Dr. Go served as the Executive Chair, Department of Medicine, at UCLA from 1988 to 1992. Afterward in 1993, he became Associate Director of the NCI-funded Clinical Nutrition Research Unit, Director of the UCLA Nutrition Education Program, and Co-Principal Investigator of the Nutrition Curriculum Development grants and the Cancer Prevention Curriculum program at UCLA. In 1994, Dr. Go co-founded the UCLA Center for Human Nutrition. From 2007-2014, Dr. Go was the principal investigator of (PO1 AT 003960) UCLA Center for Excellence in Pancreatic Diseases.

Currently, Dr. Go is a distinguished Professor of medicine and Co Director of the UCLA Agi Hirshberg Center for Pancreatic Diseases. He is the chair of the Hirshberg Foundation scientific advisory board. In his five decade academic career, he was involved in research, education, and administration. He has trained over 80 fellows in gastroenterology, endocrinology, nutrition and pancreatology, many of whom occupy prestigious academic positions, nationally and internationally. He has authored and coauthored over 400 manuscripts and 11 books. Frisca and Bill have been blessed with 3 children and seven grandchildren.


Volunteer of the Year Legacy Award: Patter S. Biric, National Pancreas Foundation Co-Founder

In 1996, Patter’s sister-in-law, Joan Birsic Dawson, was diagnosed with pancreatic cancer at the age of 38. Stunned at the lack of information, and patient and caretaker support, she co-founded the National Pancreas Foundation (NPF) with Boston resident, Jane Holt, who suffers from chronic pancreatitis. Patter continues to be an active member on the national Board of Directors, as well as the chair of the Western PA Chapter of NPF. She also sits on the Collaborative Alliance for Pancreas Education and Research CAPER) Board of Directors.

She is a member of the Women Leaders Initiative United Way program and volunteers for the National Ability Center and Catholic Charities. Patter is a 1977 graduate from the University of Notre Dame. A resident of Park City, UT, Patter enjoys anything outdoors- hiking, skiing, tennis, and water sports.




Volunteer of the Year Legacy Award: Jane Holt, National Pancreas Foundation Co-Founder

In 1987, Jane was diagnosed with chronic pancreatitis.  In an effort to advance pancreatitis research and improve patient care, Patter Birsic and Jane established the National Pancreas Foundation (NPF) in 1997.  Jane has been directly involved with the development of the Fellows Symposium, the NPF Registry, NPF Centers, and the NPF Animation Program.  In October, 2017, she received the NPF Lifetime Achievement Award.
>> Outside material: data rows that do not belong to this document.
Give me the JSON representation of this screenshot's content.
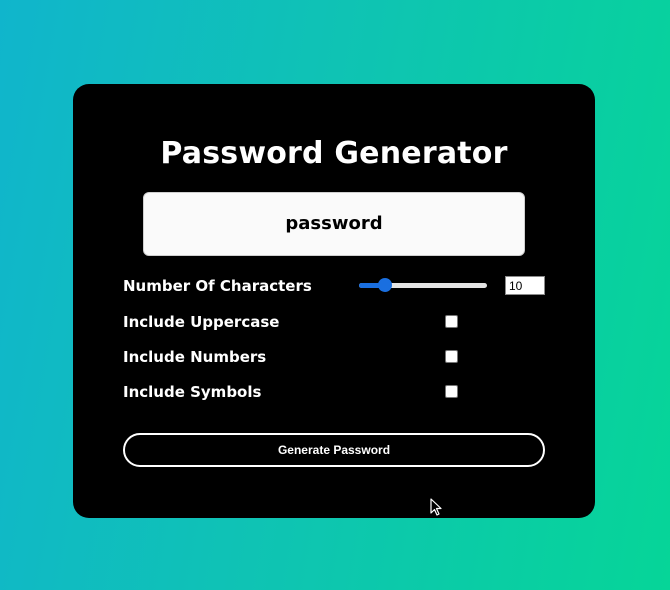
{
  "app": {
    "title": "Password Generator"
  },
  "result": {
    "value": "password"
  },
  "options": {
    "length": {
      "label": "Number Of Characters",
      "value": "10",
      "slider_fraction": 0.2
    },
    "uppercase": {
      "label": "Include Uppercase",
      "checked": false
    },
    "numbers": {
      "label": "Include Numbers",
      "checked": false
    },
    "symbols": {
      "label": "Include Symbols",
      "checked": false
    }
  },
  "actions": {
    "generate_label": "Generate Password"
  },
  "colors": {
    "background_start": "#10b5cc",
    "background_end": "#06d598",
    "card": "#000000",
    "accent": "#1a6fe0"
  },
  "icons": {
    "cursor": "mouse-pointer-icon"
  }
}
In 2006, Jane was appointed to the National Institutes of Health’s (NIH) National Commission of Digestive Disease and served as Chair of the Commission’s Pancreas Working Group.  She was later appointed to the NIH’s National Institute of Diabetes, Digestive and Kidney Disease (NIDDK) Advisory Council in 2010 for a four-year term.  Jane is now serving on the NIDDK Strategic Planning Committee.  She successfully led the effort to have pancreatitis included as a research topic for the Untied States Department of Defense Peer Review Medical Research Program and has served as a consumer reviewer for that program for five years.  Jane has served on the Steering Committee of the National Cancer Institute (NCI) for five years and is a member of the NCI’s Pancreatic Ductal Adenocarcinoma Progress working Group.  She has been on the Executive Committee for the Digestive Disease National Coalition for over ten years and received the Lifetime Service Achievement Award in 2018. She is a  graduate from Skidmore College with a BA in Biochemistry.